Still, Lane contends that the jury verdict will send a strong message. “I want law enforcement all over the state of Colorado to know there are repercussions for violating the United States Constitution. They need to spend less time on the shooting range and more time in the law library,” said Lane, according to an article posted on the Colorado Springs Independent website.
Picking on the wrong suspect
The case surrounding Bauman stems from a high profile robbery of a property in the Cripple Creek Mountain Estates area, involving the theft of more than 60 long guns, 24 handguns and 10,000 rounds of ammunition. The theft occurred while the owner, a well-known person in the community, was on vacation overseas.
Authorities were monitoring a residence, where they believe a possible informant was living. The informant had told police that he had individuals who were offering to sell him a large amount of guns, according to the lawsuit, and would help play a part in a mini-sting operation, with the hope of capturing the gun robber.But the informant never showed up for a scheduled meeting at a Cripple Creek casino. This led authorities to his RV residence in Cripple Creek Mountain Estates.
Authorities apparently got suspicious when Bauman, who was doing roofing in the area, entered his van on the property. At the time, Bauman was living out of his van and reportedly had the permission of a private property owner to park on an empty lot. The officers may have mistakenly assumed the stolen weapons were in his van, according to Bauman, in speculating on why officers confronted him in such a drastic manner.
The lawsuit maintains that the search of the informant’s residence and the entering of Bauman’s van were done illegally and without proper warrants. Moreover, Bauman claimed he was badly injured from the actions of Teller law officers, even though he made no attempt to resist.
According to the lawsuit, one deputy broke a rear window of Bauman’s van, while the other threw open the rear door to the van. Bauman also claims that deputies dragged him out of the vehicle, causing him to fall on his back. His pacemaker was also reportedly dislodged.
“My first thought at the time was the VC (the Viet Cong) are coming to get me,” said Bauman, who compares the assault to incidents he experienced during his service with the Marines in Vietnam. “It was unbelievable. There guns were drawn and everything. It brought back bad memories.”
Bauman was transported to a Colorado Springs hospital and then was airlifted to St. Anthony’s Hospital in Denver. For the last several years, he says he has incurred many medical problems from the incident and has lost years of lost wages.
During last week’s trial, sources say that vastly different versions of the law officers’ encounter with Bauman transpired, based on testimony.
But the jury agreed that Bauman’s rights were violated.

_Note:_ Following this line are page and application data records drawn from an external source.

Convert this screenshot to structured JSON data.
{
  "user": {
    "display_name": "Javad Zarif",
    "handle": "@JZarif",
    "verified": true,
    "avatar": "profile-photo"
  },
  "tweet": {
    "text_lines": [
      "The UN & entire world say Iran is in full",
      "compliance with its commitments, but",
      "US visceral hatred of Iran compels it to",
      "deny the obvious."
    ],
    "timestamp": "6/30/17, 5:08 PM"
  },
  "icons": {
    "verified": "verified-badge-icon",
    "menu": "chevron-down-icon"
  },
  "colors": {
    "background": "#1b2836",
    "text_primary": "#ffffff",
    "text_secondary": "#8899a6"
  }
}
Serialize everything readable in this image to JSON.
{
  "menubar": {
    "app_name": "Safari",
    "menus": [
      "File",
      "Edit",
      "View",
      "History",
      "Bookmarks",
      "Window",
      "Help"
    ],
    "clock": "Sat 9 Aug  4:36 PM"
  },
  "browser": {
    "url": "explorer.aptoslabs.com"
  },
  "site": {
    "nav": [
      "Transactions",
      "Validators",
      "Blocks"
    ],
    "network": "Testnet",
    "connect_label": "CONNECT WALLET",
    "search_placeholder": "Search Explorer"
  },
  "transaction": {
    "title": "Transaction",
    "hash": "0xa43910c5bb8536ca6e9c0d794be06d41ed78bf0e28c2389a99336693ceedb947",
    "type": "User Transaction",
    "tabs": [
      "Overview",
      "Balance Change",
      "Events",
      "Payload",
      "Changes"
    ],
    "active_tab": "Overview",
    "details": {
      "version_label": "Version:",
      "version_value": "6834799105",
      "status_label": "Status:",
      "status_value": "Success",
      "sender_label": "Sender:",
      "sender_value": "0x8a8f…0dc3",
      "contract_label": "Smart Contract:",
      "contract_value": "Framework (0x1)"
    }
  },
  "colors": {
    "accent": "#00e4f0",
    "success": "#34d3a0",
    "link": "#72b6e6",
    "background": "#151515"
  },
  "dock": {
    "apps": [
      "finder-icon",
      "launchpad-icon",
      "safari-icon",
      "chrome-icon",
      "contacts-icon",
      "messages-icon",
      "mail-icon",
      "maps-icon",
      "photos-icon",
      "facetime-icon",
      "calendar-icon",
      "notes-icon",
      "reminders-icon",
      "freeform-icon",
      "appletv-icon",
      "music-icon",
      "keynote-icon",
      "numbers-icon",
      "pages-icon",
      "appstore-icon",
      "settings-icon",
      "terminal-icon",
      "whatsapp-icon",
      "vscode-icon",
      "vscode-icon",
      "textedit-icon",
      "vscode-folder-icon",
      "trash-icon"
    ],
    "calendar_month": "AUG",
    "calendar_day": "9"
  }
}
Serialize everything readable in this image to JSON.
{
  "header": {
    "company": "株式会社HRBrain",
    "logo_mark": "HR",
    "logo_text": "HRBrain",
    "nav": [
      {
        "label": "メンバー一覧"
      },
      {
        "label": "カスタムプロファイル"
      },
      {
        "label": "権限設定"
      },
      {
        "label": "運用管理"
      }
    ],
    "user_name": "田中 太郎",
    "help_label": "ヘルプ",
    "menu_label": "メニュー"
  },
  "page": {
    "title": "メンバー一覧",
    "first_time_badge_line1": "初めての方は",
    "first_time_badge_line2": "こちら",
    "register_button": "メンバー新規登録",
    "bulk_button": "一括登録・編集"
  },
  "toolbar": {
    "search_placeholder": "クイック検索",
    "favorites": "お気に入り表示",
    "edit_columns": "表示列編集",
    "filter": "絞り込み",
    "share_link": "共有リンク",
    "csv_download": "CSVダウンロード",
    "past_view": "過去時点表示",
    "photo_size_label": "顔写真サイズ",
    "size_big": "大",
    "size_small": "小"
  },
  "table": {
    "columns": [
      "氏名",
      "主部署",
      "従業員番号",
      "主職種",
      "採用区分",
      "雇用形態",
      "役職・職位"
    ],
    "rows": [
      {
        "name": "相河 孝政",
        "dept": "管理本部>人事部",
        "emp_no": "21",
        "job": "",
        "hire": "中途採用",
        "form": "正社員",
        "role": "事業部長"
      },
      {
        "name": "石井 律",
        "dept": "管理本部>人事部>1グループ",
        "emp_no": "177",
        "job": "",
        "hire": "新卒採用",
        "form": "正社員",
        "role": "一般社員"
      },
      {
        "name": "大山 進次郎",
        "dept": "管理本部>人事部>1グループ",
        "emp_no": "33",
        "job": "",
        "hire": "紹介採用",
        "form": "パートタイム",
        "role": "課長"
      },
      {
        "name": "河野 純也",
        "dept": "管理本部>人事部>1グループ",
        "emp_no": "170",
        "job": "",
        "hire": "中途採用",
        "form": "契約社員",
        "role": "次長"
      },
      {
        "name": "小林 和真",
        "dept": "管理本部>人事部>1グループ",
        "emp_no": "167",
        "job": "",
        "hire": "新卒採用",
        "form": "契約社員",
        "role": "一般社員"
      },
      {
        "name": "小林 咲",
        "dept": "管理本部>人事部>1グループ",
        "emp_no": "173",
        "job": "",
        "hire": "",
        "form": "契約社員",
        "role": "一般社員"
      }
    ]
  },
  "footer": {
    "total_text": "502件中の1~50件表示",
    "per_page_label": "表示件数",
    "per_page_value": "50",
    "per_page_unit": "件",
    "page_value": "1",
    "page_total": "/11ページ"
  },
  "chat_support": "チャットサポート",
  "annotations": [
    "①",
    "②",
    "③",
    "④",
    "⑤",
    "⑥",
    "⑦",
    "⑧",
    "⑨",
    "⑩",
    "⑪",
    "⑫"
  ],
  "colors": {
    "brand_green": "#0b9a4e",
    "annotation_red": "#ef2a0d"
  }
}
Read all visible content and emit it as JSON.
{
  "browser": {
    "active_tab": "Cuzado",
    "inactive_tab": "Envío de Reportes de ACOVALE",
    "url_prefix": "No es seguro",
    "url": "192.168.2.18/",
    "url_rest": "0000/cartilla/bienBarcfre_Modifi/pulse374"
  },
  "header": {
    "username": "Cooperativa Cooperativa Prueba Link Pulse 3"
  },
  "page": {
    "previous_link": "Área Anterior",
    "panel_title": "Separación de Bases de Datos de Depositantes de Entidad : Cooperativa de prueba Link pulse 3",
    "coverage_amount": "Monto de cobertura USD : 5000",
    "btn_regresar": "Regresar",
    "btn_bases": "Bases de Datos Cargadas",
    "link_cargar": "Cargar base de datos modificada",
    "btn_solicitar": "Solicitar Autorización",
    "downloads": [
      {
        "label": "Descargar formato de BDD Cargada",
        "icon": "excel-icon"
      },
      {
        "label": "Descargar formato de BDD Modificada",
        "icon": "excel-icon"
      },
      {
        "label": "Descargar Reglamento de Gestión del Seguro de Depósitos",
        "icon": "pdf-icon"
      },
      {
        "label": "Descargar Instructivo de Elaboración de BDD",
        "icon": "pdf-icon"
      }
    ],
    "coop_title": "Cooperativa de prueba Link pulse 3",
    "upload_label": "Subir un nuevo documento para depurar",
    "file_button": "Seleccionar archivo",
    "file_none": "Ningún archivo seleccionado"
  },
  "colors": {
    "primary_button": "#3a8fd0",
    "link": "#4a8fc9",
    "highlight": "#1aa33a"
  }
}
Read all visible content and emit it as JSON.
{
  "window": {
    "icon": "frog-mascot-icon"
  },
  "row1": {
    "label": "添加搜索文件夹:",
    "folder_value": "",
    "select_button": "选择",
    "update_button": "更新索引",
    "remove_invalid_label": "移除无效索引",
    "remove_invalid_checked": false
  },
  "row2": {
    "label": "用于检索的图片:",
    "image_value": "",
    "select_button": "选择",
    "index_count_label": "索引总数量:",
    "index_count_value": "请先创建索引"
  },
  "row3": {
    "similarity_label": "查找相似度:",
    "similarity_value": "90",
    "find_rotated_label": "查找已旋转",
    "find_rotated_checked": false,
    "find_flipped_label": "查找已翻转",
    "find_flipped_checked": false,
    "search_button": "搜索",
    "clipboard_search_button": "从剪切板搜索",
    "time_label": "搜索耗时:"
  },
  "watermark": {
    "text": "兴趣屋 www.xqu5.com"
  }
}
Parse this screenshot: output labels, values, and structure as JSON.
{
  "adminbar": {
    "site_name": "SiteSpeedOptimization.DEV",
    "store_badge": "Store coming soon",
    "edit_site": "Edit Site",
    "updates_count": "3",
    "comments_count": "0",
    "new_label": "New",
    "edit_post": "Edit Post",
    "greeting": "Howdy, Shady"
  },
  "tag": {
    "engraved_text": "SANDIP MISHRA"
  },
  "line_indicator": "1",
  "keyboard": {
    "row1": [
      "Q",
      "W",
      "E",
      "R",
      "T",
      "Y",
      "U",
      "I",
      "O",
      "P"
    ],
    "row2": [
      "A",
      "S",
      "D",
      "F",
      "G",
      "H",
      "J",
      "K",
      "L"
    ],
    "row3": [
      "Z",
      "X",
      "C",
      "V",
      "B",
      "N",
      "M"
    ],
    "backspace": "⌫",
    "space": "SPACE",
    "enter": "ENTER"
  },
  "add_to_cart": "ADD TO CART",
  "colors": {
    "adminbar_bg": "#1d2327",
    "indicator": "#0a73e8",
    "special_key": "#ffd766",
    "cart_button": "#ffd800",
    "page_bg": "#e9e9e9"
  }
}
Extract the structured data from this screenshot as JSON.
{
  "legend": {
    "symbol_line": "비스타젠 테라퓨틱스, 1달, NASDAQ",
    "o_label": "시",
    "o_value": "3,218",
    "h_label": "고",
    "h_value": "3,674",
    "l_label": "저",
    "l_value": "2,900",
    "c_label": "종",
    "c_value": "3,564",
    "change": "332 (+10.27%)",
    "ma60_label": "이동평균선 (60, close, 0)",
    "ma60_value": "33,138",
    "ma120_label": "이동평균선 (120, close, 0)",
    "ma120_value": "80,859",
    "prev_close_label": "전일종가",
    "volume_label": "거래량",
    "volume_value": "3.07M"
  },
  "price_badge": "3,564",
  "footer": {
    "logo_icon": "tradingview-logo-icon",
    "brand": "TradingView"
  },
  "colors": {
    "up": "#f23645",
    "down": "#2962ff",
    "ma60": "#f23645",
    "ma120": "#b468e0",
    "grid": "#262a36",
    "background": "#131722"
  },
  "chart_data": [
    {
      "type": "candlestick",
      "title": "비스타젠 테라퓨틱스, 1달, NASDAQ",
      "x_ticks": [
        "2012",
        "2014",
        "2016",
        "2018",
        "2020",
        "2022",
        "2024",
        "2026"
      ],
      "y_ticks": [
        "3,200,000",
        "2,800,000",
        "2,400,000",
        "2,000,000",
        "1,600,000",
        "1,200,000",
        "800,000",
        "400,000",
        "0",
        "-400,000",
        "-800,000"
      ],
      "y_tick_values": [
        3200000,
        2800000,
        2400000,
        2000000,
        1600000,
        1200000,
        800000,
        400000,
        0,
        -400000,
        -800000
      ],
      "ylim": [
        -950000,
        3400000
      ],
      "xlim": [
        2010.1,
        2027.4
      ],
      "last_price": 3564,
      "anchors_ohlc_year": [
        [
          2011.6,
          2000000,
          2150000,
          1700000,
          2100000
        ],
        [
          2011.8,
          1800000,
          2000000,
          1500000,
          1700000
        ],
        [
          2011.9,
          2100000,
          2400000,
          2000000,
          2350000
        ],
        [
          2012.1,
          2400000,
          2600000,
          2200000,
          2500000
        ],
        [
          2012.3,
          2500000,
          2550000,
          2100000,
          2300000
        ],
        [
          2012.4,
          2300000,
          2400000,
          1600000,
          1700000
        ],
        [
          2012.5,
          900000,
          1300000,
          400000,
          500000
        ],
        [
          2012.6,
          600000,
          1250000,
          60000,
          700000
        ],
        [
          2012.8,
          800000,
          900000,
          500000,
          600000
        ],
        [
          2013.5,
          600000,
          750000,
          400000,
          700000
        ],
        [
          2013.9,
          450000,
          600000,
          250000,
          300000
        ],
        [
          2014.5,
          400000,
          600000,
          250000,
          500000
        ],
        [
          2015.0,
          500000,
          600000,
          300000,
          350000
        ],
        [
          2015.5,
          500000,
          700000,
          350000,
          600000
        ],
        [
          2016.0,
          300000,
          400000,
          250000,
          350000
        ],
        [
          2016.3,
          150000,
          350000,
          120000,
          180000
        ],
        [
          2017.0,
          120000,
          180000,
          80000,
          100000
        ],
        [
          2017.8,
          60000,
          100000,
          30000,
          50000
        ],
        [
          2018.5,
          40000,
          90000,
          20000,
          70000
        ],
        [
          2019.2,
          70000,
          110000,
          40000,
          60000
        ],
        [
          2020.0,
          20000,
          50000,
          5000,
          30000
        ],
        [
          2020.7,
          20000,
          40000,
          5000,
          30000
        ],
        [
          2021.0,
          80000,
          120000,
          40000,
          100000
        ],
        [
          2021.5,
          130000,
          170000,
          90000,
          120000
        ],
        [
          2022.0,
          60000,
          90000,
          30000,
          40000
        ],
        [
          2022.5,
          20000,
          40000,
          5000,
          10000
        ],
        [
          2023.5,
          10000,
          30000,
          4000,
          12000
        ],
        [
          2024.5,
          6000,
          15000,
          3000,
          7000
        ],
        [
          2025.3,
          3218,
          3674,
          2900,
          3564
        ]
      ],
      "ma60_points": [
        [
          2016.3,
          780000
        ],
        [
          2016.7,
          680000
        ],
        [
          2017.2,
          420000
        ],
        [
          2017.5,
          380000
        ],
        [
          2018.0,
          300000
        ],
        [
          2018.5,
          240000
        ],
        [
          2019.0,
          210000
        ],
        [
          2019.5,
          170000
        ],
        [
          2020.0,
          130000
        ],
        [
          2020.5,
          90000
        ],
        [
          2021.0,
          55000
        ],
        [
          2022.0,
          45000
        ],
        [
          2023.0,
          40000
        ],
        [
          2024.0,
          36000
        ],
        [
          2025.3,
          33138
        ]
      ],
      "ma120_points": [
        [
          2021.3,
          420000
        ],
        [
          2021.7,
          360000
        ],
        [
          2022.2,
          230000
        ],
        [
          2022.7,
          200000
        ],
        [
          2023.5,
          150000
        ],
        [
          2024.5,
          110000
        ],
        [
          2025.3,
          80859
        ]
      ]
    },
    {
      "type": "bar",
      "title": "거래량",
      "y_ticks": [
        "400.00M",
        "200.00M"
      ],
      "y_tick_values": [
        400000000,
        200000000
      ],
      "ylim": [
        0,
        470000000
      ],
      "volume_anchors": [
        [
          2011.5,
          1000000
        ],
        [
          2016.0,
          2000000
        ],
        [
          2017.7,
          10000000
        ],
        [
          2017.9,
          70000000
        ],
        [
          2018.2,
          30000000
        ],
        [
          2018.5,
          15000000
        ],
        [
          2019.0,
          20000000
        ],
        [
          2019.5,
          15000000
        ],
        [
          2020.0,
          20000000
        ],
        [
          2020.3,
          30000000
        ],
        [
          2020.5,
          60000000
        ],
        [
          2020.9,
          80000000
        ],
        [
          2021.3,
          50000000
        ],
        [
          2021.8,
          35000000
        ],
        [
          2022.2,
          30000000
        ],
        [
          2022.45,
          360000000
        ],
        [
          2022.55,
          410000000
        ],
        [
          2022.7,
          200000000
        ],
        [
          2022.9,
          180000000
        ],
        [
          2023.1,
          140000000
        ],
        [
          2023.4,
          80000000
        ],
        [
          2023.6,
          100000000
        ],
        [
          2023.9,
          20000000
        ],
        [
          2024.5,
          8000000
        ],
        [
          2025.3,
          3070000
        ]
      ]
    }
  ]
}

In addition, the Teller contractor, who has done work with Habitat for Humanity, was not charged for any criminal violations regarding the theft investigation.
Eventually, federal authorities arrested and convicted William Lyman Agnew for the high profile gun theft, among other charges. He’s serving 51 months in prison. The so-called informant, who originally wanted $10,000 from the Cripple Creek Police to conduct a mini-sting gun sale, was apparently providing authorities with bogus information. .
The judge has requested that Bauman present the court with legal bills pertaining to the case on or before July 6. This could amount to hundreds of thousands of dollars, according to sources familiar with the case. .
Ensminger on Monday afternoon said he couldn’t comment on the case because it hasn’t been completely resolved. “It is not over yet, said the sheriff. Although he has been dismissed from any claims of wrongdoing, the sheriff noted that three officers are still involved in the civil lawsuit.